OGDEN — The children and parents of a West Haven couple killed in a Riverdale plane crash have filed two lawsuits alleging negligence in the aircraft’s manufacture, maintenance and operation.
Perry and Sarah Huffaker were passengers on a Beech A36TC light plane piloted July 26, 2017, by their friend Layne Clarke that crashed onto Interstate 15 near Riverdale Road shortly after takeoff from Ogden-Hinckley Airport.
Clarke’s wife, Diana, also was aboard and all four were killed. The four were en route to vacation in West Yellowstone, Montana.
An attorney representing the Huffakers’ four children and the couple’s parents recently filed suit in 2nd District Court against Eagle Fuel Cells of Eagle River, Wisconsin.
The complaint alleges product liability, negligence and wrongful death due to the alleged faulty manufacture and operation of a fuel bladder in the Beech.
On Tuesday, the family’s attorney filed a separate, amended suit against 12 businesses that allegedly were responsible for maintenance of the plane.
That suit originally was filed in 2017, naming 11 other companies, many of them manufacturers of major components of the Beech. Those defendants have been dismissed from the suit, leading to the filing of the amended complaint naming new defendants.
The 2017 suit makes similar allegations to those in the case against Eagle Fuel Cells, including product liability, negligence and wrongful death. It also names as a defendant the estate of Layne Clarke, asserting that the pilot was negligent as well.
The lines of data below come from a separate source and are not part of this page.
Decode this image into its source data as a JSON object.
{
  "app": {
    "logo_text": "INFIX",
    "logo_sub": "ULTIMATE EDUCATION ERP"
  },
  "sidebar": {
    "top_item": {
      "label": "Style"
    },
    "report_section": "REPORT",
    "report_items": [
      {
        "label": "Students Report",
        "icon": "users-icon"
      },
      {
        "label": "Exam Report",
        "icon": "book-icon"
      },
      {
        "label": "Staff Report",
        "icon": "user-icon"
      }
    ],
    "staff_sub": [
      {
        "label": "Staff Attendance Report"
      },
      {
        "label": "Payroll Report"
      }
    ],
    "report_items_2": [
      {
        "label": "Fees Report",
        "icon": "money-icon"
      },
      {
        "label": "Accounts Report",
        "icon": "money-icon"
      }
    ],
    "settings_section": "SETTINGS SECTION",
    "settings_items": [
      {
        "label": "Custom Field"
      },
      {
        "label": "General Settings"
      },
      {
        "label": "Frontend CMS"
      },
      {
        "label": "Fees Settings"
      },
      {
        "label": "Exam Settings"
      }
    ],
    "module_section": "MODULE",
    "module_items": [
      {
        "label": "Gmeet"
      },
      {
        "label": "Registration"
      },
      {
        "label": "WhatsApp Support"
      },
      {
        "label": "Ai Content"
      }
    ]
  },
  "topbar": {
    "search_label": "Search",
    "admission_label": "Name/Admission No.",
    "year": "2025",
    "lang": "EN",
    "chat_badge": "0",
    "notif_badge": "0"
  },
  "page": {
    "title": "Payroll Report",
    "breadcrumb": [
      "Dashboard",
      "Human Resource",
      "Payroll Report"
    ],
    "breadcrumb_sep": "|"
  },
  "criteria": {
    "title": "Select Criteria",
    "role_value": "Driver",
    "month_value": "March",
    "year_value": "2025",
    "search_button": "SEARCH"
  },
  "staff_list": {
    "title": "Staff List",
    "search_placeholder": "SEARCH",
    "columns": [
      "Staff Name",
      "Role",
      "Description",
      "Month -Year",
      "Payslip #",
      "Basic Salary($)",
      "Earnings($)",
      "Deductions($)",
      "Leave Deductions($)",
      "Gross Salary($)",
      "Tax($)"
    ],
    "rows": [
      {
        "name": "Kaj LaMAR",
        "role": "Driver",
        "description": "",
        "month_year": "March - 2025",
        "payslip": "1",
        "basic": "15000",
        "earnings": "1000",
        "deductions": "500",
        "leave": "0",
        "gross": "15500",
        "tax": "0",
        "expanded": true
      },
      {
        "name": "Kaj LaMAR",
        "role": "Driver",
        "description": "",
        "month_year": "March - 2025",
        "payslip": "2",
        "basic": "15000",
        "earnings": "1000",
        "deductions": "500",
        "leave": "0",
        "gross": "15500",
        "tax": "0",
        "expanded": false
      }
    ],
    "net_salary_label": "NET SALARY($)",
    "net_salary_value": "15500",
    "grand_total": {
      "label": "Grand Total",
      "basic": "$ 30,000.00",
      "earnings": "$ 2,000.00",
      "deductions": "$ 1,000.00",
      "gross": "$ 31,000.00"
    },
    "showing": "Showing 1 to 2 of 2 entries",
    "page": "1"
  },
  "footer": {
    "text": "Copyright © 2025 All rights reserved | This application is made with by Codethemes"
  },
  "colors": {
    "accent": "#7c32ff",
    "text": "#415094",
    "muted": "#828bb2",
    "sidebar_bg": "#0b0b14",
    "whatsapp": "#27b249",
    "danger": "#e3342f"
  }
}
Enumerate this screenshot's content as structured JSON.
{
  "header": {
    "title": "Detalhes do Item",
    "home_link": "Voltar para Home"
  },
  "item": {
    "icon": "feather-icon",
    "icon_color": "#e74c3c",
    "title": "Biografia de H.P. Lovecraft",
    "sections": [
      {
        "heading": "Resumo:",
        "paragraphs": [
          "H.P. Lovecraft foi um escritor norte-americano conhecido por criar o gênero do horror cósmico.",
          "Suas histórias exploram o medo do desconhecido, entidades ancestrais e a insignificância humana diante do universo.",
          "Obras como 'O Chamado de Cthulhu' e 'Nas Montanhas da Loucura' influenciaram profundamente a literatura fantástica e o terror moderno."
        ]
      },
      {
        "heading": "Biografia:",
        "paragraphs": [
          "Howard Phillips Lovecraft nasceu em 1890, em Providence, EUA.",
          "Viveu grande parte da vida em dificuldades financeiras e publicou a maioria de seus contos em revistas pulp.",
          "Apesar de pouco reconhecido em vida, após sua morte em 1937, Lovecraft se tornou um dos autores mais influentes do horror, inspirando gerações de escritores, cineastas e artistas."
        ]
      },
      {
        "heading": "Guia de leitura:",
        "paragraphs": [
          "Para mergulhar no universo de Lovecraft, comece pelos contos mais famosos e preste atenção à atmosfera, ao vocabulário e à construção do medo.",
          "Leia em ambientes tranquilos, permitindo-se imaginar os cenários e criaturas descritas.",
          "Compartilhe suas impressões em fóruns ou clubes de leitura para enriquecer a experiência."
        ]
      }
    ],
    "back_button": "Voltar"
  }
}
The Clarke estate’s attorney responded in court filings that the Clarkes fulfilled their duty of complying with Federal Aviation Administration regulations and that any deficiencies in the plane may have been the fault of the aircraft’s manufacturers and maintainers.
A National Transportation Safety Board preliminary investigation report made no conclusions about the cause of the crash, but it quoted Ogden airport mechanics as saying they looked up during the takeoff because the sound was unusual.
“As the airplane passed by, they noticed the engine sound was underpowered and the tail of the airplane (was) going up and down, as if the pilot was struggling to keep the airplane at altitude,” the report said.
The NTSB has not yet filed a final report of the crash.
Efforts to contact Eric Olson, of Salt Lake City, the Huffaker family’s attorney, were not immediately successful.
Eagle Fuel Cells’ attorney, Scott Sweeney of Denver, declined to comment Thursday.
That suit was transferred to U.S. District Court this week at Eagle Fuel Cells’ request.